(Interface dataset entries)
++++++

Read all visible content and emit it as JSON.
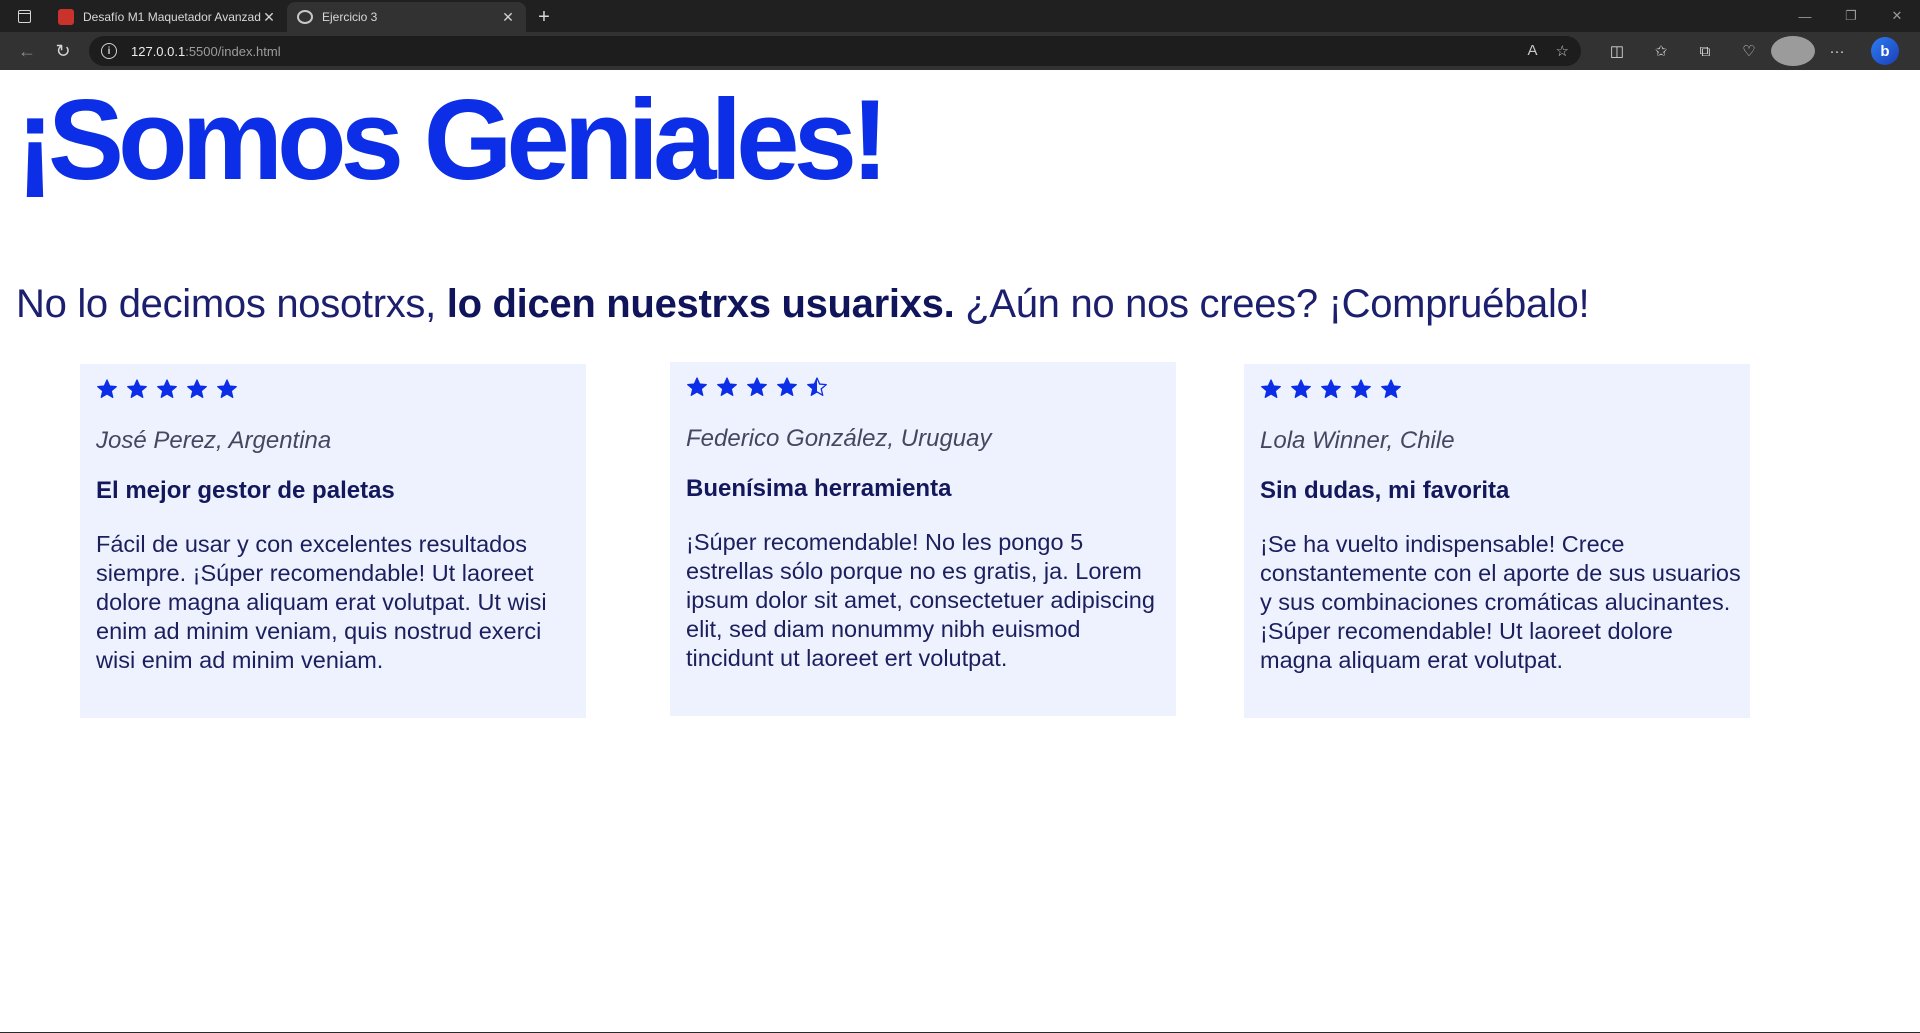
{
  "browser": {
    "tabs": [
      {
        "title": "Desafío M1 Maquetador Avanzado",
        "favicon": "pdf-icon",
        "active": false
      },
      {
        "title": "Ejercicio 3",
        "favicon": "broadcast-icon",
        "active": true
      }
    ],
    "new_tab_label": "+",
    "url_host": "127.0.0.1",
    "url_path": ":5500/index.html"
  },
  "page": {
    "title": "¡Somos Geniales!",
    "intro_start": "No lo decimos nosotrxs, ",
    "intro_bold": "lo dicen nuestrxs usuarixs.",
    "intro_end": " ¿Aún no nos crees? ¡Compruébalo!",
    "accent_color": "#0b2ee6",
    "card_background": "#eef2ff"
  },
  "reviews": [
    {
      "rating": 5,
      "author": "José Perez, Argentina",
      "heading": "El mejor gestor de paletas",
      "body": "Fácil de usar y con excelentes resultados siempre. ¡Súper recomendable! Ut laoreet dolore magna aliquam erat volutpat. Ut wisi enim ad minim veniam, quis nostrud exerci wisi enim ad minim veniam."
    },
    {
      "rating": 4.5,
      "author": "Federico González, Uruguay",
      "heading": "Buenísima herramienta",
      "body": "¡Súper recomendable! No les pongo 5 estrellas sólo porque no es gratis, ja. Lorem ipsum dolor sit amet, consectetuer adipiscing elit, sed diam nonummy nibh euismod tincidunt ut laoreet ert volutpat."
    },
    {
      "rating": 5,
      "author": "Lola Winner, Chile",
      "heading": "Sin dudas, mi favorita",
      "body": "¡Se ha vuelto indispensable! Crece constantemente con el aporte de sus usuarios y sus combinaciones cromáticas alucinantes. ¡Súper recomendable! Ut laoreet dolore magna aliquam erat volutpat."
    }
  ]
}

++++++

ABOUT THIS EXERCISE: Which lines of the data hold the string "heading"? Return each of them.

RESPONSE AREA:
      "heading": "El mejor gestor de paletas",
      "heading": "Buenísima herramienta",
      "heading": "Sin dudas, mi favorita",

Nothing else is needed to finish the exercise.